Howitzer For A Game Of Soldiers
The 25 pounder field troop howitzer was the major British field gun during World War II (and beyond). It could fire Direct Fire particularly when being used in an anti-tank capacity and it could also fire as a high-arc howitzer for Indirect Fire. It was widely regarded as the most outstanding field artillery piece used by British and Commonwealth forces and served with them in every theatre of the war. By the end of the war over 12,000 had been produced.
This set, compatible with the Flames of War series rules for 15mm scale, comprises 4 Artillery guns with their ammunition limbers and crew. It provides the field artillery essential to any Infantry or Armoured Division.
The 25 pdr Field Howitzer was developed during the inter-war period. It saw active service from 1940 right through the Second World War and beyond. It could fire a (not surprisingly) 25 lb High Explosive shell up to 13,400 yds. It had a high rate of fire and mounted on its distinctive, circular firing platform it could be rotated quickly by the crew into new firing positions. This platform also made the gun very stable by transferring recoil into the ground.
In 1943 a new “super” charge was added with a separate bagged “increment” charge to provide high velocity for anti-tank use. This required a muzzle-brake to be added to the barrel. At the same time 17pdr Anti-Tank guns were developed to counter thicker german armour. Initially they were mounted on the 25 pdr gun carriage in a variant called “Pheasant”.
The ammunition trailer carried 32 rounds of ammunition in 16 trays of 2 rounds each. This was protected by two steel doors. The ammunition was in two parts with a shell being loaded followed by a cartridge carrying the propellent charge.
Each gun had a nominal detachment of 6 men with a reduced detachment of four men.

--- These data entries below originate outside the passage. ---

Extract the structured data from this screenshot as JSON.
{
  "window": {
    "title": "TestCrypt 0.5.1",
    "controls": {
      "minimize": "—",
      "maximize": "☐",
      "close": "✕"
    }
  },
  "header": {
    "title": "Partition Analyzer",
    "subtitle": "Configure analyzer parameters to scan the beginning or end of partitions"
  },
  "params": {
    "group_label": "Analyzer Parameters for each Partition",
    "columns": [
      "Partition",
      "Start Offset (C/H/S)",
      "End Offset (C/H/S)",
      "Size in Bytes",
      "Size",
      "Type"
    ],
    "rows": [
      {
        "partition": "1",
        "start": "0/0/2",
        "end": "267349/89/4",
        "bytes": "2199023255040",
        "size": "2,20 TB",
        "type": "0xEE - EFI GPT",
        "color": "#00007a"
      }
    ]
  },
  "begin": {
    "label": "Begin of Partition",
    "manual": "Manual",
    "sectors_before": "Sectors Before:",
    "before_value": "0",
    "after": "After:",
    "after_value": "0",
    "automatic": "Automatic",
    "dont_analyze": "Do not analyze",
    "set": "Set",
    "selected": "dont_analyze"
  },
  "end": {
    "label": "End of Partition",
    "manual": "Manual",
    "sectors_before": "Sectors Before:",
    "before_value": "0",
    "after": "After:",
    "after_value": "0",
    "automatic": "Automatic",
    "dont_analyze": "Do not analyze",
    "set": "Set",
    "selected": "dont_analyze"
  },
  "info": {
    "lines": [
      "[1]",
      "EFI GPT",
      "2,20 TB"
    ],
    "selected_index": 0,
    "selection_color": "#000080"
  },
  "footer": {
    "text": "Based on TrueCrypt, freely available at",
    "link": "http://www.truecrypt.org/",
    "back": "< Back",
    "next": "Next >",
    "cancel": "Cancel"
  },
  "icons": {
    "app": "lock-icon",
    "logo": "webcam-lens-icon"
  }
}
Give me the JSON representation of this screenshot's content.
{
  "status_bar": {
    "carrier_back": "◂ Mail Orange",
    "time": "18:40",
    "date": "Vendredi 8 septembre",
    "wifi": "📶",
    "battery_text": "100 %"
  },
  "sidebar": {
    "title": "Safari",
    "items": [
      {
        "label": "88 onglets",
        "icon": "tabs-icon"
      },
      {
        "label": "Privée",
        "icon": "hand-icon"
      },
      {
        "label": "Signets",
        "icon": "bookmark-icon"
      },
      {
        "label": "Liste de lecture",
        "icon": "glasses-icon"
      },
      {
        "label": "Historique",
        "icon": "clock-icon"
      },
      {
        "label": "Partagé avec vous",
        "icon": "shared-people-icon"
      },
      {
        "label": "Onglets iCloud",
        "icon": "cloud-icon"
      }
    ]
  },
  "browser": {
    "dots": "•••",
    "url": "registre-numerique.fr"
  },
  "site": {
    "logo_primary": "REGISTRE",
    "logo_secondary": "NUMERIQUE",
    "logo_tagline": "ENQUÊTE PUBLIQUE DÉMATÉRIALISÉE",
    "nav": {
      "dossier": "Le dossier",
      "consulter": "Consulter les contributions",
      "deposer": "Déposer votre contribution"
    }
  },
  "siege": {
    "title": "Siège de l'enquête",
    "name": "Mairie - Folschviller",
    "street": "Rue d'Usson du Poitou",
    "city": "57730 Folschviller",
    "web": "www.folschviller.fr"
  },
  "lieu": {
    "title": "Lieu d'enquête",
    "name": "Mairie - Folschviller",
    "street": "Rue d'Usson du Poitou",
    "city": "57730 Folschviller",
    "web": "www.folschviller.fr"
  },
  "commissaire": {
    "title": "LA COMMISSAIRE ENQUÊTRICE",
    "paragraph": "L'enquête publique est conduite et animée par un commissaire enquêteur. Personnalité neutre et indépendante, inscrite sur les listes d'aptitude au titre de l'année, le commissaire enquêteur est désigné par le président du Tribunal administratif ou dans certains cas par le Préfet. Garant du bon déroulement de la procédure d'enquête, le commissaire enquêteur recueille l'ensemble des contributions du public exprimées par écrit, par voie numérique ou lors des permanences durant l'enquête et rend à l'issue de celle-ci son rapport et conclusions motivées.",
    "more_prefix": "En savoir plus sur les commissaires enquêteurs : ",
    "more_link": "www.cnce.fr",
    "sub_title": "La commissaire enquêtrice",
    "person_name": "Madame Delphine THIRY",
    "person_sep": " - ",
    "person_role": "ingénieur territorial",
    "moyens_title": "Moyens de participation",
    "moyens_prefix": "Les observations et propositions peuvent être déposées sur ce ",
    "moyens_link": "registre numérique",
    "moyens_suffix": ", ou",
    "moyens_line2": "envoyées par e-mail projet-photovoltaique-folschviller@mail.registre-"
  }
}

The gun detachment comprised the following: No 1 – detachment commander (a sergeant) No 2 – operated the breech and rammed the shell No 3 – layer No 4 – loader No 5 – ammunition No 6 – ammunition, normally the "coverer" – second in command and responsible for ammunition preparation and operating the fuze indicator.
The Flames of War 25pdr Field Troop kit comprises.
- 4 x 25 pdr guns in 7-part kits
each gun comes with a choice of Standard Barrel, Muzzle Brake Barrel and 17pdr Anti-Tank Gun Barrel
- 4 x ammunition trailers in 5-part kits
each can be fitted with doors open or closed
plus 2 shells and 2 cartridge cases that can be used for scenic efffect
- 4 x 6 man gun teams
- 1 x Unit Card : 25 pdr Field Troop
- 1 x Unit Card : Honey OP (note this tank is not supplied)
- 4 x Medium 6-hole bases
- 2 x 4 blanking plugs
The highly-detailed models were well cast with no discernible flash.
The parts fitted together easily and well, regardless of which options were chosen.
Note: if you look at the full instructions online it suggests you put the wheels on first. I found it easier to add the gun sight, barrel and shield before adding the wheels.
My only criticism is that the base is a bir cramped to get everything on. Indeed given the positions of the holes it is impossible to get all 6 crew members on with the gun and ammunition trailers. Given that the Flames of War rules mean a whole team is lost all together rather than ias individuals this doesn’t matter in practice but it’s a bit niggly.
This Field troop kit is a nicely made kit and should form part of any Flames of War British Army. It is unfortunate that you do not get the icononic Morris “Quad” tractor with it. In fact this vehicle is not available from Battlefront Miniatures but it can be sourced in 15mm from other manufacturers. Maybe this is a reflection of the fact that the Flames of War rules do not cover limbering up and moving artillery.